**DATASET EXCERPTS**
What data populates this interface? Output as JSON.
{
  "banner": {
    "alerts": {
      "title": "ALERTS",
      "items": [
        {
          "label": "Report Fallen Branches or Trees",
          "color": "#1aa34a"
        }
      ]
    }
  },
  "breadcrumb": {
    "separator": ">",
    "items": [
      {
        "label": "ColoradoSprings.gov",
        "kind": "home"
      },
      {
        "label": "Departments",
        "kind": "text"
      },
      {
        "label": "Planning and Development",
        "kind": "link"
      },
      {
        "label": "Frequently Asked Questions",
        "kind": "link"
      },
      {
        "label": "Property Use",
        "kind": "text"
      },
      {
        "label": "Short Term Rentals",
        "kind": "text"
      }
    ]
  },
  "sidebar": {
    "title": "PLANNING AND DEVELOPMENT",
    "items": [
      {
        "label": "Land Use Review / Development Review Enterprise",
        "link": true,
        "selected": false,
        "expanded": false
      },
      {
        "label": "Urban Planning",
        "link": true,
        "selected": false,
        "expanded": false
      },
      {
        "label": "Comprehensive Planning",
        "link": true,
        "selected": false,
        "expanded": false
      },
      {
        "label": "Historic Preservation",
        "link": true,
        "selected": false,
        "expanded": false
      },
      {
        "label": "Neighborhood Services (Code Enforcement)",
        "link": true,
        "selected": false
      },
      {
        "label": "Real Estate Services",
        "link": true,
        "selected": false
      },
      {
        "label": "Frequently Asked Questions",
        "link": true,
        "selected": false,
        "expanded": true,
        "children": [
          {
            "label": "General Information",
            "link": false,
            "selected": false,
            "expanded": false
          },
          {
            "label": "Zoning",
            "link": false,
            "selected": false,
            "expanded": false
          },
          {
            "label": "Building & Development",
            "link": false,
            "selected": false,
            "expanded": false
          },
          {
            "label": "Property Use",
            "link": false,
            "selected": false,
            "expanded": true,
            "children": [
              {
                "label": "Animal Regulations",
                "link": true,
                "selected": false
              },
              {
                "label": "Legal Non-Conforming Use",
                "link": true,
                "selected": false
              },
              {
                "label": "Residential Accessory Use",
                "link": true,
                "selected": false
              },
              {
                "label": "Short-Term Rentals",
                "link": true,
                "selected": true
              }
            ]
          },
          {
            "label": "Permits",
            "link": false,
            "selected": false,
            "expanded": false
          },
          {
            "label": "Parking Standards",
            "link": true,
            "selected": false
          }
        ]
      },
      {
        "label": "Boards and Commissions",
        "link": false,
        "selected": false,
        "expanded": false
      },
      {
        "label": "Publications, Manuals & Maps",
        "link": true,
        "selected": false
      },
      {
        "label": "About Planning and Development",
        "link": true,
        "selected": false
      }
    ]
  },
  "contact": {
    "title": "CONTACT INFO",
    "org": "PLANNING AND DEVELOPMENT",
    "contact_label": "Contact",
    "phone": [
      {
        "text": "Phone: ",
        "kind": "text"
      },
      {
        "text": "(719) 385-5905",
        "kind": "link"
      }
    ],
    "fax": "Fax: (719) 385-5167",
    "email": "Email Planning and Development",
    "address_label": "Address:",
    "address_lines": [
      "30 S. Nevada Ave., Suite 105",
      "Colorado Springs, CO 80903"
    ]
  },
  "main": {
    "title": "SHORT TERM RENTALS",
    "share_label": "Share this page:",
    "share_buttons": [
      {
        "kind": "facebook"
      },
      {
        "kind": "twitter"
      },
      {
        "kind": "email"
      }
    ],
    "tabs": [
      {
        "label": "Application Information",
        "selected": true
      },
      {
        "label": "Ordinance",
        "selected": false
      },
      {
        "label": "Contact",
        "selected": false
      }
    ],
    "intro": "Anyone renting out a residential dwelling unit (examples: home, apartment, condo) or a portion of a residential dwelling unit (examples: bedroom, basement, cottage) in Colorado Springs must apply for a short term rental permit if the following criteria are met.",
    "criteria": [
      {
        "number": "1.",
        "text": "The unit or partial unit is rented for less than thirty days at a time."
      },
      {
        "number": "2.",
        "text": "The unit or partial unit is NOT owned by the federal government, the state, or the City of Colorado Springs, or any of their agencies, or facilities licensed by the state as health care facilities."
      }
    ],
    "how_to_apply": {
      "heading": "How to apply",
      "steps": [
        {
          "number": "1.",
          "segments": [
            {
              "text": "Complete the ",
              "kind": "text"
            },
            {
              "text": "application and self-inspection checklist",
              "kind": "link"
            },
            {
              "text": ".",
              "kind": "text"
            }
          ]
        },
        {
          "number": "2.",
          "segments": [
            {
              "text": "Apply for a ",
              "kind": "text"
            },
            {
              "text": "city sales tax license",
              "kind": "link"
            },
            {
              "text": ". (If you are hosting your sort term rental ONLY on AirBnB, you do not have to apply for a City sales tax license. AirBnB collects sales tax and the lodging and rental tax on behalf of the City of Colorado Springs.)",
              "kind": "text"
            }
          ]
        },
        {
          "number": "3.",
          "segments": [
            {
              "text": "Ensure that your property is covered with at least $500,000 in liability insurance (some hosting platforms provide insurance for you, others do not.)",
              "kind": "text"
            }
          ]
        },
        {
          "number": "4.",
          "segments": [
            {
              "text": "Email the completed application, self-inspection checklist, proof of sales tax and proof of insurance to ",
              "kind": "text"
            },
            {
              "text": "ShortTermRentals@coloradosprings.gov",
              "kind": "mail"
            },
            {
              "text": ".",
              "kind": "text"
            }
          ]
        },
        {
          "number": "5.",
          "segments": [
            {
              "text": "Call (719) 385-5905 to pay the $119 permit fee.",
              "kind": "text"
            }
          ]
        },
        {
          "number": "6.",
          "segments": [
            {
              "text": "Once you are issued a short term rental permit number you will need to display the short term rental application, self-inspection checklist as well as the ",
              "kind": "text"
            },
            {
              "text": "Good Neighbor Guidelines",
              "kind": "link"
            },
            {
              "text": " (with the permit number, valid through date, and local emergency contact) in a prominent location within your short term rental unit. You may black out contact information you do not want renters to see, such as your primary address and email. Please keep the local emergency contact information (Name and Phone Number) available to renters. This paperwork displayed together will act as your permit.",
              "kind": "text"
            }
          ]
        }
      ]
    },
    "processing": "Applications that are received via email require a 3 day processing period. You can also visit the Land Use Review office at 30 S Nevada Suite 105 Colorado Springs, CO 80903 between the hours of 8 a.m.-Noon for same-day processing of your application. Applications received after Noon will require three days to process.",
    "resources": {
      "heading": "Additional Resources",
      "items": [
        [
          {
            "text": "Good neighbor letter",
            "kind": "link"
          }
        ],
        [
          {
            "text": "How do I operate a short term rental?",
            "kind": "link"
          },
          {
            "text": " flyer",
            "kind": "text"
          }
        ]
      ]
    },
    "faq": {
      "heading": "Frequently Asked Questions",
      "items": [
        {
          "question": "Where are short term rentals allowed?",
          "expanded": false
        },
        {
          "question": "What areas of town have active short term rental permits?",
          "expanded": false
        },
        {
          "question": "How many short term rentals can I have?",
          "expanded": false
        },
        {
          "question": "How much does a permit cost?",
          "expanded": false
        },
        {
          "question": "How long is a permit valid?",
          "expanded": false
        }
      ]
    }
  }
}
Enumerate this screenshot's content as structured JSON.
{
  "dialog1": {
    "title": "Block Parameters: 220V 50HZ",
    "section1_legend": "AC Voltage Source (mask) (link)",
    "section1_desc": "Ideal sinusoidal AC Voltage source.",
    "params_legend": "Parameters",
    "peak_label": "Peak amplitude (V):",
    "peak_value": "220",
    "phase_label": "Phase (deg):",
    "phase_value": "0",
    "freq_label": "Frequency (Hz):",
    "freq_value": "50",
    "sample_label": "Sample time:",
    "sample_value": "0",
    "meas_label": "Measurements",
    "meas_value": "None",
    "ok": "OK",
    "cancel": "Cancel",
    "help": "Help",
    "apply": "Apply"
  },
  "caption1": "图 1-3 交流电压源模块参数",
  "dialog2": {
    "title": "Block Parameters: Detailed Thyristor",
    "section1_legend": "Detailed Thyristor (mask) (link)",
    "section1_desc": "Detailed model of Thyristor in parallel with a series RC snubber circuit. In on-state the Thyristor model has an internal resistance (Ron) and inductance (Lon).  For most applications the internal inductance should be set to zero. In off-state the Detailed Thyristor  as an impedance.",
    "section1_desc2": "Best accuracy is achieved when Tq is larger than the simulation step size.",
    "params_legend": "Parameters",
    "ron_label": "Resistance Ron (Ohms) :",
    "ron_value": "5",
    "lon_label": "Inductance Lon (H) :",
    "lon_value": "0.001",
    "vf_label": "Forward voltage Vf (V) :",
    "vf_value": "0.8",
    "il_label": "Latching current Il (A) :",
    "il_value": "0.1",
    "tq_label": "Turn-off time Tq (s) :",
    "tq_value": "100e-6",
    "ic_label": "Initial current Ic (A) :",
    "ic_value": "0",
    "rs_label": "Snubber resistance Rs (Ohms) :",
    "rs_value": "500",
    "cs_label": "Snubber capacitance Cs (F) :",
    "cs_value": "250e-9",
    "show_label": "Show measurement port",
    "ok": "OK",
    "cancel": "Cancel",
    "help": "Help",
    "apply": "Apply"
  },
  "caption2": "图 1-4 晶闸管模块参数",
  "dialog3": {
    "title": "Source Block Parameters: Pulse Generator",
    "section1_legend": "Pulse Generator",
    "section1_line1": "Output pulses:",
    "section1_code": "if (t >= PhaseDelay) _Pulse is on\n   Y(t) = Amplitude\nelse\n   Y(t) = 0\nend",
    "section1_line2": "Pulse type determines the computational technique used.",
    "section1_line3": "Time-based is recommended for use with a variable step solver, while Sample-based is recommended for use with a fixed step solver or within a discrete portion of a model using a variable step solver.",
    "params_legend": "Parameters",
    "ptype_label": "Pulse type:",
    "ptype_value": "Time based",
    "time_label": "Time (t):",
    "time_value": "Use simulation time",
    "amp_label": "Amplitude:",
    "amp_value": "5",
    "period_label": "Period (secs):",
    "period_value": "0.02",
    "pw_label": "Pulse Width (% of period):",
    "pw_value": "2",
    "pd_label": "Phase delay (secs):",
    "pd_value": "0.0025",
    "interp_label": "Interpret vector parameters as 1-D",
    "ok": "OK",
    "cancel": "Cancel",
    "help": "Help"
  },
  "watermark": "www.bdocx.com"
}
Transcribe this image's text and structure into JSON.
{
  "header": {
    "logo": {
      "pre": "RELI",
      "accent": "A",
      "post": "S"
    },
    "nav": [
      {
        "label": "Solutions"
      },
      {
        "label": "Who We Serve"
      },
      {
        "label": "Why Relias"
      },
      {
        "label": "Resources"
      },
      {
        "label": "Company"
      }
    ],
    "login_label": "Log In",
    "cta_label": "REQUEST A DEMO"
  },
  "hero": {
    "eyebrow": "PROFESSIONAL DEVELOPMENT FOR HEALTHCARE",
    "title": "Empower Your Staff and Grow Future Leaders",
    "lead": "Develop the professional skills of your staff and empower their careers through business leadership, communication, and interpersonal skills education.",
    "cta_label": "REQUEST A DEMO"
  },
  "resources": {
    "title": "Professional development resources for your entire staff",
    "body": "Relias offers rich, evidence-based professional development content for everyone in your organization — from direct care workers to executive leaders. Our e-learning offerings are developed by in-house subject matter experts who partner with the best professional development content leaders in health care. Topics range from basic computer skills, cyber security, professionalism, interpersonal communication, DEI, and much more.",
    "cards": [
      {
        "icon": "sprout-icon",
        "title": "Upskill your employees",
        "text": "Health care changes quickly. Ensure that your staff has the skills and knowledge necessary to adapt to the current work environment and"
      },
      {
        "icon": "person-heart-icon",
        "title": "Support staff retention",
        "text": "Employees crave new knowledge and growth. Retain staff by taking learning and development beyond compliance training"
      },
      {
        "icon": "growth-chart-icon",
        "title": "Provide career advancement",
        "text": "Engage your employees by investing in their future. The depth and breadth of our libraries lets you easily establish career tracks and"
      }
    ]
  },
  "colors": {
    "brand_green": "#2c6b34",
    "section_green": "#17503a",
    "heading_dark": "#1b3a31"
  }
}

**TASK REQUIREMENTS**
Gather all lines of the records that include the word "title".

**WRITTEN ANSWER**
      "title": "ALERTS",
    "title": "PLANNING AND DEVELOPMENT",
    "title": "CONTACT INFO",
    "title": "SHORT TERM RENTALS",
    "title": "Block Parameters: 220V 50HZ",
    "title": "Block Parameters: Detailed Thyristor",
    "title": "Source Block Parameters: Pulse Generator",
    "title": "Empower Your Staff and Grow Future Leaders",
    "title": "Professional development resources for your entire staff",
        "title": "Upskill your employees",
        "title": "Support staff retention",
        "title": "Provide career advancement",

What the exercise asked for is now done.